(Element data from apps and pages)
|---|

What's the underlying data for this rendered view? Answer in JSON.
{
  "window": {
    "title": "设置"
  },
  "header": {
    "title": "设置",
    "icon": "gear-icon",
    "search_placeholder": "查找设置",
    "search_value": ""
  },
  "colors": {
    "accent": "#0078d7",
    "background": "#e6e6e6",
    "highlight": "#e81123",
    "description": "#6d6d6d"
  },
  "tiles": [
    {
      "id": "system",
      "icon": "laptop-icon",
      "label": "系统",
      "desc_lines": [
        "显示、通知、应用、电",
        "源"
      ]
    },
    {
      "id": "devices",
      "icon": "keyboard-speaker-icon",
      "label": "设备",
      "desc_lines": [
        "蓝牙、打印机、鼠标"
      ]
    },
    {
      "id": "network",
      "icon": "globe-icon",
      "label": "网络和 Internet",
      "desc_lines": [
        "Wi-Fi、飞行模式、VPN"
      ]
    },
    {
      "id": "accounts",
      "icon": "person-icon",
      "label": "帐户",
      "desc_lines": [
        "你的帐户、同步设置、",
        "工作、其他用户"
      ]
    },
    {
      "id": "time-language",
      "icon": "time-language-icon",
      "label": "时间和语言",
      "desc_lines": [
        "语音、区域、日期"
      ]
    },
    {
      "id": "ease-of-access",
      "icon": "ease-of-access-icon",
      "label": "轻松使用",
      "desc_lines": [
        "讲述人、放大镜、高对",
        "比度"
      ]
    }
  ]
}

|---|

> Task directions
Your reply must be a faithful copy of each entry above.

> Finished task
What's the underlying data for this rendered view? Answer in JSON.
{
  "window": {
    "title": "设置"
  },
  "header": {
    "title": "设置",
    "icon": "gear-icon",
    "search_placeholder": "查找设置",
    "search_value": ""
  },
  "colors": {
    "accent": "#0078d7",
    "background": "#e6e6e6",
    "highlight": "#e81123",
    "description": "#6d6d6d"
  },
  "tiles": [
    {
      "id": "system",
      "icon": "laptop-icon",
      "label": "系统",
      "desc_lines": [
        "显示、通知、应用、电",
        "源"
      ]
    },
    {
      "id": "devices",
      "icon": "keyboard-speaker-icon",
      "label": "设备",
      "desc_lines": [
        "蓝牙、打印机、鼠标"
      ]
    },
    {
      "id": "network",
      "icon": "globe-icon",
      "label": "网络和 Internet",
      "desc_lines": [
        "Wi-Fi、飞行模式、VPN"
      ]
    },
    {
      "id": "accounts",
      "icon": "person-icon",
      "label": "帐户",
      "desc_lines": [
        "你的帐户、同步设置、",
        "工作、其他用户"
      ]
    },
    {
      "id": "time-language",
      "icon": "time-language-icon",
      "label": "时间和语言",
      "desc_lines": [
        "语音、区域、日期"
      ]
    },
    {
      "id": "ease-of-access",
      "icon": "ease-of-access-icon",
      "label": "轻松使用",
      "desc_lines": [
        "讲述人、放大镜、高对",
        "比度"
      ]
    }
  ]
}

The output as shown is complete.